"Even stray cats know that Kostunica is a man loyal to the New World Order...He is supported by gays and lesbians, members of various non-government and feminist organizations," it said.
EX-MINISTER ALLEGES FRAUD
A former government minister claimed to have inside information that Milosevic's party was nervous about the vote and planned to conduct its own opinion poll this week among 10,000 people to see how it was likely to go.
Former Serbian Information Minister Aleksandar Tijanic said it planned to "win" the elections by stuffing ballot boxes with hundreds of thousands of alleged votes from Kosovo Albanians - who are on voter lists but are expected to boycott the polls.
The UN administration in Kosovo said on Monday it had no word from the government on where the vote there would be held.
The former minister, who moved to Bosnia several months ago saying his life had been threatened in Belgrade, is believed to maintain contacts with the circle around Milosevic, who was indicted for war crimes in Kosovo by a UN court last year. But it was impossible to tell if his report was a genuine leak.
He said that if the government's opinion poll indicated that a Kosovo fraud would not be enough to close the gap with Kostunica, the elections would be put off.
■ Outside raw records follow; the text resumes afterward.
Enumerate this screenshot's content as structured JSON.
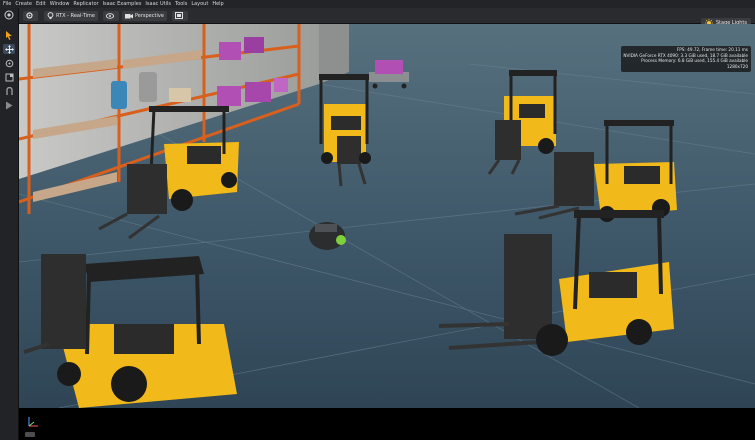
{
  "menu": [
    "File",
    "Create",
    "Edit",
    "Window",
    "Replicator",
    "Isaac Examples",
    "Isaac Utils",
    "Tools",
    "Layout",
    "Help"
  ],
  "toolbar": {
    "renderer_label": "RTX - Real-Time",
    "camera_label": "Perspective",
    "stage_lights_label": "Stage Lights"
  },
  "stats": {
    "fps_line": "FPS: 49.72, Frame time: 20.11 ms",
    "gpu_line": "NVIDIA GeForce RTX 4090: 3.3 GiB used, 18.7 GiB available",
    "memory_line": "Process Memory: 6.8 GiB used, 155.4 GiB available",
    "resolution_line": "1280x720"
  },
  "icons": {
    "top_left": "app-logo-icon",
    "tools": [
      "select-arrow-icon",
      "move-icon",
      "rotate-icon",
      "scale-icon",
      "snap-icon",
      "play-icon"
    ]
  },
  "colors": {
    "accent": "#f0b912",
    "floor": "#3c5466",
    "shelf": "#d9601c"
  }
}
If they went ahead, the government would send in the army if protests took off.
Yugoslav army Chief of Staff Nebojsa Pavkovic called Milosevic a "courageous visionary" this weekend and said troops would prevent any "forcible power-grabbing" in the streets.
A source close to the Yugoslav military said the army had split up some of its units "in order to keep them uninformed and vulnerable to manipulation".
"Some garrisons have been moved from the barracks and cut off from all sources of information so that they are not tempted to think differently (from the ruling parties)," the source, who declined to be named, told Reuters.
Vojislav Mihailovic of the Serbian Renewal Movement, who is also challenging Milosevic for the presidency, saw trouble ahead. "They can provoke a major incident or a series of incidents on September 24, declare the elections irregular and stop them," he told a rally in Kragujevac, southern Serbia.